Every line of the data below that holds the string "Jobs" needs to be reported.

Website and app data records
=====

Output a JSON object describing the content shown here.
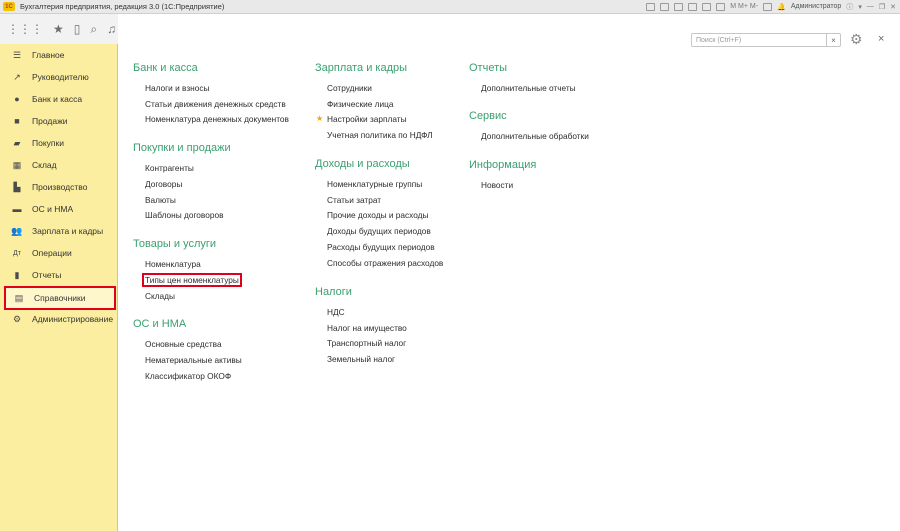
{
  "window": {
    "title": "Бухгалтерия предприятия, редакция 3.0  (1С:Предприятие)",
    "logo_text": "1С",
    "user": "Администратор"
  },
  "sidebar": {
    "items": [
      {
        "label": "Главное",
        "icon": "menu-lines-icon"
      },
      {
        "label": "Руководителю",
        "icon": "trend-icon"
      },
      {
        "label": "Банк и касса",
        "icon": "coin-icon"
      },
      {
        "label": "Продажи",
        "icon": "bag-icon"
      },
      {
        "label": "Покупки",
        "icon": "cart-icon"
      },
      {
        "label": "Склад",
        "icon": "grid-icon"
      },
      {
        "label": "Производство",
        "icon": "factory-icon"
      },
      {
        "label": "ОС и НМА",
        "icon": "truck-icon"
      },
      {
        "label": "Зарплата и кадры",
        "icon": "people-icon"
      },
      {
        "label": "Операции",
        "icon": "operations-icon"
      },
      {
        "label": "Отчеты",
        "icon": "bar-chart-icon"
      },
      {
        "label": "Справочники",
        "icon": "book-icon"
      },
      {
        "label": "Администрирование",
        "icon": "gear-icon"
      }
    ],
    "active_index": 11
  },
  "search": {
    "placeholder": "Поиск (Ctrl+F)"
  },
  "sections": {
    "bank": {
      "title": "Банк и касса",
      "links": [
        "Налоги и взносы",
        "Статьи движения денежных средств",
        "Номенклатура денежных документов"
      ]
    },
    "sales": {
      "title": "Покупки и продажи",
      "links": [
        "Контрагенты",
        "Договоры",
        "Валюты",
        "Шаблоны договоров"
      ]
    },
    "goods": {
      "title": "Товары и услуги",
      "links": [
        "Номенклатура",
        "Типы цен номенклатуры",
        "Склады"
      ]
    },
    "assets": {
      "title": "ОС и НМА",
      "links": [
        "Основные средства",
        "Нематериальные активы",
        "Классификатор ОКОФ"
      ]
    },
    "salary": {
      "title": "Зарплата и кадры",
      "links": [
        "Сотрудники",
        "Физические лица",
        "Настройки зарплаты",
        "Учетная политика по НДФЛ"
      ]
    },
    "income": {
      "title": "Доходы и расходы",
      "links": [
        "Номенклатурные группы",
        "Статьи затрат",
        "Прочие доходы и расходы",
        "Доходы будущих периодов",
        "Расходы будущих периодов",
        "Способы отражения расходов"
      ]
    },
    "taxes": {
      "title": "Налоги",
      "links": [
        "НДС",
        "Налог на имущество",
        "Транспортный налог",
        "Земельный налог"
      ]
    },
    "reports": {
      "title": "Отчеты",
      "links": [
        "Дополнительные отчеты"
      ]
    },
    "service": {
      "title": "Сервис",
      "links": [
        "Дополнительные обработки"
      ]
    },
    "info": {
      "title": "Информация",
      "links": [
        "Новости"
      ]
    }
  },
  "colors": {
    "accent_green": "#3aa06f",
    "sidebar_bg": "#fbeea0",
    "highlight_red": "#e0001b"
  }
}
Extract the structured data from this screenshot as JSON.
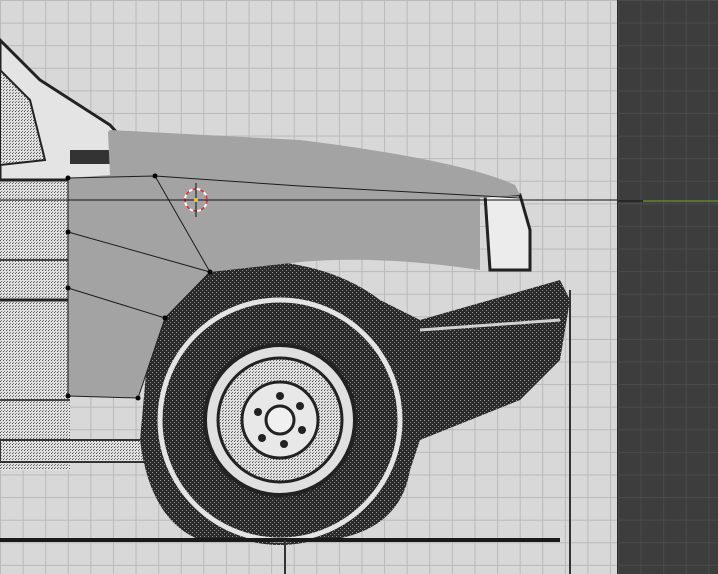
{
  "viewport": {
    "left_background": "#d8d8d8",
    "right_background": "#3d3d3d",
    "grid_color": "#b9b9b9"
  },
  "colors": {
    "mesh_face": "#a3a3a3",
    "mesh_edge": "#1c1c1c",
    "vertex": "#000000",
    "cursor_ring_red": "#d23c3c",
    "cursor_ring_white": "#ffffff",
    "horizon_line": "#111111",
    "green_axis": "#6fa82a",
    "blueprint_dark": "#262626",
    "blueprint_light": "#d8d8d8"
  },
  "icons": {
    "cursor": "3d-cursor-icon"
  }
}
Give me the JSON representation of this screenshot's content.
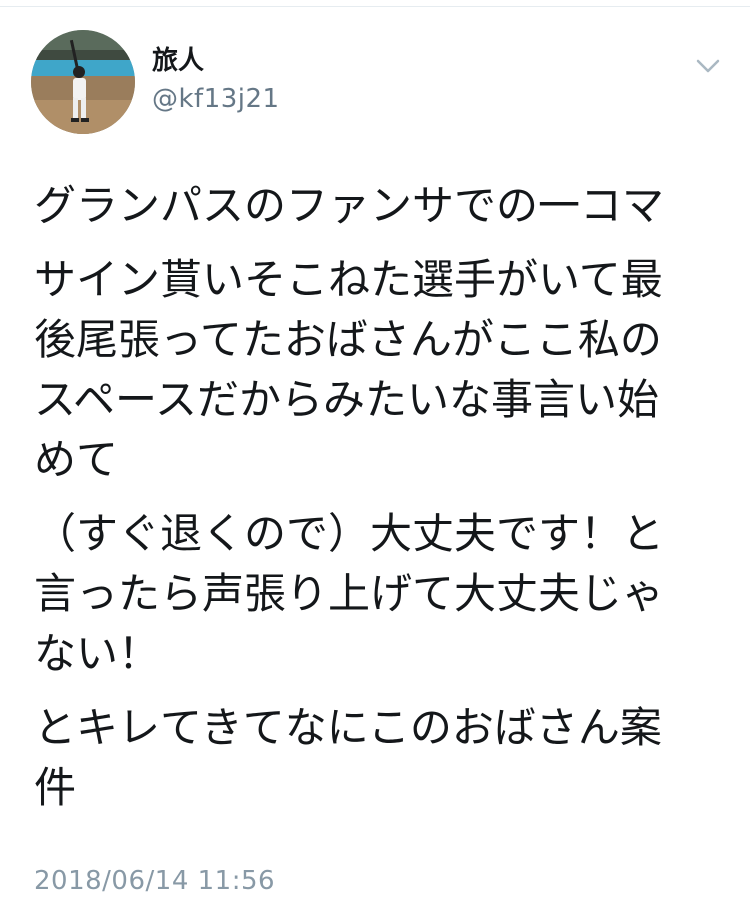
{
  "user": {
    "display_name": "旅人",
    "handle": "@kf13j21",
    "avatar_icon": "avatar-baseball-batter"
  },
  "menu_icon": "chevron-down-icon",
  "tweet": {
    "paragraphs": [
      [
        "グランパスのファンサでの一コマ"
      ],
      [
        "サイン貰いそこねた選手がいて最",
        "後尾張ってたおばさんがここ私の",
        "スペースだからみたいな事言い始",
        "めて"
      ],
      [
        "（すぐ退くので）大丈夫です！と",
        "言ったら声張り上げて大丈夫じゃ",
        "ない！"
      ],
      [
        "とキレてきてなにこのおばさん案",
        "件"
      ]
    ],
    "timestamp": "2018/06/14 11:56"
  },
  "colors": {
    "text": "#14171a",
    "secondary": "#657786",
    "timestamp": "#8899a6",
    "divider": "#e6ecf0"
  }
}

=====

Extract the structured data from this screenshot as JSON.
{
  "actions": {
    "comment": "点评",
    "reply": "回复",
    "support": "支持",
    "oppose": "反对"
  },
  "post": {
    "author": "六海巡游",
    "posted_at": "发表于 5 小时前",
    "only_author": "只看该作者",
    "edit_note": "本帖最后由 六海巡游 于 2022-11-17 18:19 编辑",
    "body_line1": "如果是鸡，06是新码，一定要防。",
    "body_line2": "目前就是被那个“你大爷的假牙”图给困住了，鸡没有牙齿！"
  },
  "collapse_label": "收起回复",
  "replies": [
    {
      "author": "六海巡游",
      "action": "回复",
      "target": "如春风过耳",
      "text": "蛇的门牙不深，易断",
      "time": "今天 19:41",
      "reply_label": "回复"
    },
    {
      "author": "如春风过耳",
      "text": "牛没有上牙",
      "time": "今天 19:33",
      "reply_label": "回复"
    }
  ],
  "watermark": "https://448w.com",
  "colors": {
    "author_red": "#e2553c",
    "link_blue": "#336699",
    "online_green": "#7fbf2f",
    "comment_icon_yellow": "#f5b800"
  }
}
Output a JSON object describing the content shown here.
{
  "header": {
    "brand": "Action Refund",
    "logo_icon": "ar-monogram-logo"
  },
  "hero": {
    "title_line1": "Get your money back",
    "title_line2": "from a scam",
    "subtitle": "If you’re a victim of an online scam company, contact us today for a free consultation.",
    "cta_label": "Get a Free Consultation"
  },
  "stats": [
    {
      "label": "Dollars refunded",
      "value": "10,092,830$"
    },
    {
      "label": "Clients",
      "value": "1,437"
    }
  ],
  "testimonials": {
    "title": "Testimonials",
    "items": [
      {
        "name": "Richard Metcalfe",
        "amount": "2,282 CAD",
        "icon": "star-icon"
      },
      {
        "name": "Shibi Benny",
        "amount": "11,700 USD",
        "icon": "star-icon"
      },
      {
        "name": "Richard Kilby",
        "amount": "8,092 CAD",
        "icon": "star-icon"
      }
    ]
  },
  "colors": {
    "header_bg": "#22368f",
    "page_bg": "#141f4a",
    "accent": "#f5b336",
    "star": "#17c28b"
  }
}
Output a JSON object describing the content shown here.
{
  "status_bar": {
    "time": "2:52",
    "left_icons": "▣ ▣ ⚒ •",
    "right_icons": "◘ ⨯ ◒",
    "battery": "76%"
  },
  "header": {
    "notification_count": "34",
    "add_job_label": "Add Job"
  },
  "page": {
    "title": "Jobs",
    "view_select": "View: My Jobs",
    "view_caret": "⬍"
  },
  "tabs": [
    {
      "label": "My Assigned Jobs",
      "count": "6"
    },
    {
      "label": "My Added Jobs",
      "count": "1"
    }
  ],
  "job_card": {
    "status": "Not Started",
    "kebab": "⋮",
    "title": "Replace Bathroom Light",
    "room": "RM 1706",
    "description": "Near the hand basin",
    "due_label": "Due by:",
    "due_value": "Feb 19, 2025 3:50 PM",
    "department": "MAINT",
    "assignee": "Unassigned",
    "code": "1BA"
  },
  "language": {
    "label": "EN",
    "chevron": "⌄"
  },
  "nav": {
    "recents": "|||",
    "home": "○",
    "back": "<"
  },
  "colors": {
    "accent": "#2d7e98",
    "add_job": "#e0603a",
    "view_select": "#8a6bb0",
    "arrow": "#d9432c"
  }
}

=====

[EXPECTED ANSWER]:
    "title": "Jobs",
    "view_select": "View: My Jobs",
      "label": "My Assigned Jobs",
      "label": "My Added Jobs",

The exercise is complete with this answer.